The purpose of the BEREV is to characterize the water cycle and the surface flows (energy, water and carbon) in a boreal environment in order to increase our understanding of the hydrological and hydrometeorological processes in the presence of abundant snow, in support of a better modeling and better forestry practices. In particular, BEREV has micrometeorological equipment above the canopy. To know more, watch this webinar about the BEREV: https://youtu.be/-bbwMuuYLYg
The main equipment for characterizing the physical and geochemical properties of aquifers is a specialized Geotech 605 drilling rig. With the data collected, it is possible to model the flow of water and the transport of contaminants in aquifers. It is also possible to assess the vulnerability of aquifers to contamination, to determine the most suitable protection methods and methods of exploitation for sustainable management of the groundwater resource. This crawler drill has a real-time recording system of mechanical and electrical soil responses. It also allows soil or groundwater sampling by installing observation wells. The system has two drilling heads, one for drilling by penetration (cone penetration) in loose deposits, and another equipped with a hydraulic hammer for rotary impact drilling up to 50 m in rock and loose deposits according to the conditions.
The research conducted at the Geothermal Open Laboratory is aimed at gaining better understanding of underground heat transfer and flow phenomena for reducing technical risks of geothermal energy. It is an open access laboratory, modeled after open-source software.
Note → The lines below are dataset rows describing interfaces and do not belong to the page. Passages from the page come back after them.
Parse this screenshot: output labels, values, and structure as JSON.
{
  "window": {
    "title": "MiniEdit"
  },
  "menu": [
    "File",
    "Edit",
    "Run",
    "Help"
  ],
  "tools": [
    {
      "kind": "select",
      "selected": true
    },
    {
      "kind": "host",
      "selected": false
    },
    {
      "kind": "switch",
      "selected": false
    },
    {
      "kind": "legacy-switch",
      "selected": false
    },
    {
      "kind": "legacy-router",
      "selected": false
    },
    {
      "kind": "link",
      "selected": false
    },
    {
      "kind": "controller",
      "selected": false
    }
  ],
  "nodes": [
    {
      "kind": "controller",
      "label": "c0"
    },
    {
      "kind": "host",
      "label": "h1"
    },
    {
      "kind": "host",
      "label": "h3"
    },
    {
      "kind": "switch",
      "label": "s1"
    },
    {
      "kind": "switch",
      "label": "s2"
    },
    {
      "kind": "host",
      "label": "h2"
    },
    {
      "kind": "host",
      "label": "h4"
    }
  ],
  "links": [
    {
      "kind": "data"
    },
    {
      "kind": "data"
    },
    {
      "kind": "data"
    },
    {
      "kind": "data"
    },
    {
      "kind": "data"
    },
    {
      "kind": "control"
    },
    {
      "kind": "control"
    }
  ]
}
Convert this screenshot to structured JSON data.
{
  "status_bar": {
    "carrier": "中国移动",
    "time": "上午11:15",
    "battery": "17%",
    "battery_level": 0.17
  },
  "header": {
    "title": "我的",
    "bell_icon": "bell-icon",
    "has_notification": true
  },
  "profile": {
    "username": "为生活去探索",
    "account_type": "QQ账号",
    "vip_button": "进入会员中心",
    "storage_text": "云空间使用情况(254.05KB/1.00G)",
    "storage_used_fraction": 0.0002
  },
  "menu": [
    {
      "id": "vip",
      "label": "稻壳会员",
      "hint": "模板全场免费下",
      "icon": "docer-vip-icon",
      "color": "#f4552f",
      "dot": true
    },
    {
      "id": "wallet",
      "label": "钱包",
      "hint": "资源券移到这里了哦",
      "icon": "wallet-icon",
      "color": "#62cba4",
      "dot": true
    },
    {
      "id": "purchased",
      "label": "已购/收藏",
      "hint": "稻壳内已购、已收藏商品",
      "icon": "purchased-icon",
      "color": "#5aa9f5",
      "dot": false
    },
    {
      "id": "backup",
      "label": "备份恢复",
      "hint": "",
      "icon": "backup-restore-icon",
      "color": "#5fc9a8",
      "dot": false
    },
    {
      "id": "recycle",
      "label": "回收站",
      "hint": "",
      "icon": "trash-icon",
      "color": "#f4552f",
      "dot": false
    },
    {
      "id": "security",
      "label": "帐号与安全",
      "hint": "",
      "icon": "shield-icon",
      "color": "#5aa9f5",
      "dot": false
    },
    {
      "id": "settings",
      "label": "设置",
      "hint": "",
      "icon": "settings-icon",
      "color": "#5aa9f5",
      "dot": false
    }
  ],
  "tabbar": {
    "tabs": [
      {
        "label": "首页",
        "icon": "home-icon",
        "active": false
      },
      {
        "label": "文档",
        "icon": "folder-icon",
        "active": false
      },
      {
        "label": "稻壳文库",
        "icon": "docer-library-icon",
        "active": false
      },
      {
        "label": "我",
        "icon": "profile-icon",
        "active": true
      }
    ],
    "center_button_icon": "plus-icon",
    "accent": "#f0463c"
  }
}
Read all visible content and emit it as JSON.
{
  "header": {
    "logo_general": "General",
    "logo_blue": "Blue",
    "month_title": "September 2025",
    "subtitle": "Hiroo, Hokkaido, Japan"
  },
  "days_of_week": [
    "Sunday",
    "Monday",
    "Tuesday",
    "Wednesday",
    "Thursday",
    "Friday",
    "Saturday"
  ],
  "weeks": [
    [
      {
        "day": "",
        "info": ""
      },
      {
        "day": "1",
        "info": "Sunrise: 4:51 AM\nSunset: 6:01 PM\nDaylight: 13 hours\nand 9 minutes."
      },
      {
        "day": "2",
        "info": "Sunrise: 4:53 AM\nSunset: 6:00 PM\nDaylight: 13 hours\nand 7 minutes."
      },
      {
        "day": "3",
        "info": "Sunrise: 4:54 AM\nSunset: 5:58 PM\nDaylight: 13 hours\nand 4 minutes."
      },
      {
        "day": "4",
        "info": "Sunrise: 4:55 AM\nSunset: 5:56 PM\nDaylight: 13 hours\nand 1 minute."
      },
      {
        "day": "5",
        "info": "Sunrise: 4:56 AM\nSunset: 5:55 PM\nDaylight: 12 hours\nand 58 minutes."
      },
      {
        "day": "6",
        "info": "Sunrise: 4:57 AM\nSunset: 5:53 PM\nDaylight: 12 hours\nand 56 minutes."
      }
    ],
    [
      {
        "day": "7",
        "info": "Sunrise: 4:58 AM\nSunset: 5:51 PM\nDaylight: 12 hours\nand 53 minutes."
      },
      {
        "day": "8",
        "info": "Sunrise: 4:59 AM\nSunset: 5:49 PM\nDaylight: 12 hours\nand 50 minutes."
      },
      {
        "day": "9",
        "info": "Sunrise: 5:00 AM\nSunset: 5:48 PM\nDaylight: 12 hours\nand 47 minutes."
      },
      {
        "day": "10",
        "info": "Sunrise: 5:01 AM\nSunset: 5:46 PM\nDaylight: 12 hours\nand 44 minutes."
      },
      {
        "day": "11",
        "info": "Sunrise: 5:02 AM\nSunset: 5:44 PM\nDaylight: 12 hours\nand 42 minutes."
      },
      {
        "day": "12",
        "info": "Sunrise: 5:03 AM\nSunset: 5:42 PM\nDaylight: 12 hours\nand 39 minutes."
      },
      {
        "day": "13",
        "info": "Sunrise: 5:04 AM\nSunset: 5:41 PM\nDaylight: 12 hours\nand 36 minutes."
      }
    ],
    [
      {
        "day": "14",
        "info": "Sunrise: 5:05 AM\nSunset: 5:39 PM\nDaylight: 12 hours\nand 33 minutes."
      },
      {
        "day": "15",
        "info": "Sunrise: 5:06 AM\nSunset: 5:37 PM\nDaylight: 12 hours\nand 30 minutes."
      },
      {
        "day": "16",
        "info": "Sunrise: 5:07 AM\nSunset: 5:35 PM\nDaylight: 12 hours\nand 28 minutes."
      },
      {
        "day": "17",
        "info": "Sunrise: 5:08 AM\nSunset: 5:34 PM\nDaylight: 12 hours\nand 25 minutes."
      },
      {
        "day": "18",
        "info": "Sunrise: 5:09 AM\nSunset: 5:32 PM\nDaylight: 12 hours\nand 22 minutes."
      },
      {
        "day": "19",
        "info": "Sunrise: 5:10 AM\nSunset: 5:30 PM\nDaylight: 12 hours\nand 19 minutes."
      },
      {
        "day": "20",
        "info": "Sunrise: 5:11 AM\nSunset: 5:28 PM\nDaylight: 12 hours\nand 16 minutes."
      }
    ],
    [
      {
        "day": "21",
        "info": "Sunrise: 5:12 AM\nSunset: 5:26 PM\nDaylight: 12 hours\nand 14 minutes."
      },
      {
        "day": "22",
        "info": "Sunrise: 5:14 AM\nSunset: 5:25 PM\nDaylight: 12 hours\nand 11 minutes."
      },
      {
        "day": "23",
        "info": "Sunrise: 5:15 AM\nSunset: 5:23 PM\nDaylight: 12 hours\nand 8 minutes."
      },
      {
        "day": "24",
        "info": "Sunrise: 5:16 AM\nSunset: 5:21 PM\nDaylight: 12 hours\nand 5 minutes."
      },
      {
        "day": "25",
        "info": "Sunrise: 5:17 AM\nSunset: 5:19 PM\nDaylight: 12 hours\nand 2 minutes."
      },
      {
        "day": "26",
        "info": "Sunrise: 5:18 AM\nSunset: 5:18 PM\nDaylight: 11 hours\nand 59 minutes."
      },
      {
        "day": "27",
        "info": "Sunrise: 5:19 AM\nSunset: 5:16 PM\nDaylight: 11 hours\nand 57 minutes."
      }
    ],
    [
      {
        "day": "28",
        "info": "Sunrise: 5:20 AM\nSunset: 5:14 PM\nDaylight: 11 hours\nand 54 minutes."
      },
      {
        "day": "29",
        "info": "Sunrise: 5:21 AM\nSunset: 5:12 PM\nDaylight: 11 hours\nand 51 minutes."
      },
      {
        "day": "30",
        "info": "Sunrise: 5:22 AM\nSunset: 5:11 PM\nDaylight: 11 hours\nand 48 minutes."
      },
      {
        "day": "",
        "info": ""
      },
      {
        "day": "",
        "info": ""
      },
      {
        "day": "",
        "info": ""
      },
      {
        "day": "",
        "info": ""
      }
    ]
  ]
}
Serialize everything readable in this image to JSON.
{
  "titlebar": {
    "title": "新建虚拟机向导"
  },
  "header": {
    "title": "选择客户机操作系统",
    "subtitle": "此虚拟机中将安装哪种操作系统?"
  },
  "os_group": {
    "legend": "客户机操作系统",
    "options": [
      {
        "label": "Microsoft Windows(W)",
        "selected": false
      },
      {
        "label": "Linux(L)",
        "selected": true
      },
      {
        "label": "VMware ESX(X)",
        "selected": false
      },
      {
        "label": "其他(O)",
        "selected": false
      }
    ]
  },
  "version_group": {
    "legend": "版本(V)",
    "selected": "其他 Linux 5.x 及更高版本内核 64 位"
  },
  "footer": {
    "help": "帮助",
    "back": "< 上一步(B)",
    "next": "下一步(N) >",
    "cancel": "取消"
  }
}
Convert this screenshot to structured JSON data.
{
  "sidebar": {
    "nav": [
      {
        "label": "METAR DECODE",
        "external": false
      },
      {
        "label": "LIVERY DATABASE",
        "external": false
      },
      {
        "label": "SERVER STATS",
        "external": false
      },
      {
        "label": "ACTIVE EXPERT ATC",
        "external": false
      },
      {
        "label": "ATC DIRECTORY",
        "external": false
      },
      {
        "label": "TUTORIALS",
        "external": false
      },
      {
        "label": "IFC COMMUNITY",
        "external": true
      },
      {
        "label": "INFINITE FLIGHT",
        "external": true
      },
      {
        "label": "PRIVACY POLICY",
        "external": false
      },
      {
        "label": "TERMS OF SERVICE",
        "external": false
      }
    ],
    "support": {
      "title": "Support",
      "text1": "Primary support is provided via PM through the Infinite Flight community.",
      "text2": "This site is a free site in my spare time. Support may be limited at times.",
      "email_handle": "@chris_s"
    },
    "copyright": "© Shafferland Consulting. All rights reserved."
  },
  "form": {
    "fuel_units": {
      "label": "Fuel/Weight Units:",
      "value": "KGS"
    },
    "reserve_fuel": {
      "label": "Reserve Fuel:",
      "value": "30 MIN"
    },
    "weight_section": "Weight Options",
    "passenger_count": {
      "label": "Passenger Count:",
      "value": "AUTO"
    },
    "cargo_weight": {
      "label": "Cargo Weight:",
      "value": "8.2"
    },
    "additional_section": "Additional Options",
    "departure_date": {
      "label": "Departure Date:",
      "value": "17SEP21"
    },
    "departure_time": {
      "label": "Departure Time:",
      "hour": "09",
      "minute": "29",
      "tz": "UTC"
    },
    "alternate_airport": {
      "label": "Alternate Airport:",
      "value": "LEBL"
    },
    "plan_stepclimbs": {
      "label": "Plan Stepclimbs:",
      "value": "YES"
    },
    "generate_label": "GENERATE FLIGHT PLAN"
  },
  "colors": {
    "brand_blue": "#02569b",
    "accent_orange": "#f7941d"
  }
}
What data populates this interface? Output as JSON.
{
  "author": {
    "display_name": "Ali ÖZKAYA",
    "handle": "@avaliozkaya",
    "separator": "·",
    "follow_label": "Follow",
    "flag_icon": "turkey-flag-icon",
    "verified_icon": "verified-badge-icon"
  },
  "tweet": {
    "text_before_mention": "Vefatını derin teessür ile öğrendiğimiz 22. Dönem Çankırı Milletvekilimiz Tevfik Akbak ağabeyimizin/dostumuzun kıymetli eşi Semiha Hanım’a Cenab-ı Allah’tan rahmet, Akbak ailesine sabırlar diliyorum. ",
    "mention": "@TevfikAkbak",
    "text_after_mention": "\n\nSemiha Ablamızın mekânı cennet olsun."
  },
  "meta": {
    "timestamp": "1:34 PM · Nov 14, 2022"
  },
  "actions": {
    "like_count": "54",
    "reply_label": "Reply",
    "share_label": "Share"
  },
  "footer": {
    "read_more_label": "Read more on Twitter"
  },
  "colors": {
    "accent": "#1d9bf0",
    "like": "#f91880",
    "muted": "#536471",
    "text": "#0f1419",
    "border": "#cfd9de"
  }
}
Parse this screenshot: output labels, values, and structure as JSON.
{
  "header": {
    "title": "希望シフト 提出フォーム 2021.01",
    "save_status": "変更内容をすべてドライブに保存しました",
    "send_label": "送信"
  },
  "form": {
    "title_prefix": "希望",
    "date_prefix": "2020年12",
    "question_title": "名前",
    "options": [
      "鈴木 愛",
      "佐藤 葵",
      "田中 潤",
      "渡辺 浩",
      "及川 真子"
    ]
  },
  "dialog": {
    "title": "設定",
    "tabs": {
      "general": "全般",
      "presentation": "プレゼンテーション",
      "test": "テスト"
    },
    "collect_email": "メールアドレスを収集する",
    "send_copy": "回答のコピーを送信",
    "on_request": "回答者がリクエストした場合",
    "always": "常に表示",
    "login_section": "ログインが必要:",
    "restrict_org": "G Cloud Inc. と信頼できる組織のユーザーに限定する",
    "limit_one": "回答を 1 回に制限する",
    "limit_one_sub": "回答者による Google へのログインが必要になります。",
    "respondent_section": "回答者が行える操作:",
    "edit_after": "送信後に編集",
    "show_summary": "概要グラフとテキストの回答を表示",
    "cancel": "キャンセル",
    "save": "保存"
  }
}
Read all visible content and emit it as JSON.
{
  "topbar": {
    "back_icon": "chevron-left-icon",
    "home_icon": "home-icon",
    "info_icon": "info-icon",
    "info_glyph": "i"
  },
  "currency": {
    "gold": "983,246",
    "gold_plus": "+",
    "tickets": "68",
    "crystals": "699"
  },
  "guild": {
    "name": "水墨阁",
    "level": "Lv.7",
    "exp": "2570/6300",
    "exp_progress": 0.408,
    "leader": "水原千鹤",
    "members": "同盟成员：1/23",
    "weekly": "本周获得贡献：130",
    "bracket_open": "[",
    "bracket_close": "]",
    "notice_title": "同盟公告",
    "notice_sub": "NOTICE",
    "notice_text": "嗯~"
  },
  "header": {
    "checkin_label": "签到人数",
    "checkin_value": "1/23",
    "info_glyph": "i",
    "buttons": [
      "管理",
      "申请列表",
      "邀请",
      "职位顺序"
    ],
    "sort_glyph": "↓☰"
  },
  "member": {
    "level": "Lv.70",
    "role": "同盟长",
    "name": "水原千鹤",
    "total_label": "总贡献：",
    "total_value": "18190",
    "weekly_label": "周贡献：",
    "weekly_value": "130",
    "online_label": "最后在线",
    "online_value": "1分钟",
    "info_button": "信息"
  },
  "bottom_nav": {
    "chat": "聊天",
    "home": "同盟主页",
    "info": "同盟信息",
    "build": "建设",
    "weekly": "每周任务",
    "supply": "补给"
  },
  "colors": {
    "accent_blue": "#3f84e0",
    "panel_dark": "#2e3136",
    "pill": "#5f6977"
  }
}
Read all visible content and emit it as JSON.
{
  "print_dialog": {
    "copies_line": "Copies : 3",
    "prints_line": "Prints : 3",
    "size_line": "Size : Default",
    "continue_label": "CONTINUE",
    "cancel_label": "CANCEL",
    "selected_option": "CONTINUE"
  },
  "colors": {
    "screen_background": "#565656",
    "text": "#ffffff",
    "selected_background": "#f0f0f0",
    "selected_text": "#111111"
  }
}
The UdeS hydraulic laboratory is one of the largest in Canada. It is used as much for the courses as for the research or the realization of expertises. Numerous assemblies and several channels allow the visualization and the experimentation of almost all the phenomena of the hydraulics with free surface and under pressure. It includes a 40 hp pump, a charging system, a gauging station, channels, numerous valves and a wave channel. Measuring instruments using the latest technologies, such as acoustic doppler velocimetry, are connected to computerized data acquisition systems.
The hydraulics laboratory of the civil engineering department has several equipment to reproduce flows with free surface and load. It includes a 40 hp pump, a charging system, a gauging station, channels, numerous valves and a wave channel. Measuring instruments using the latest technologies, such as acoustic doppler velocimetry, are connected to computerized data acquisition systems. As part of research activities, specific editing can be done. Currently, we can observe a test bench to assess, in full size, the hydraulic capacity of the storm sewer grilles.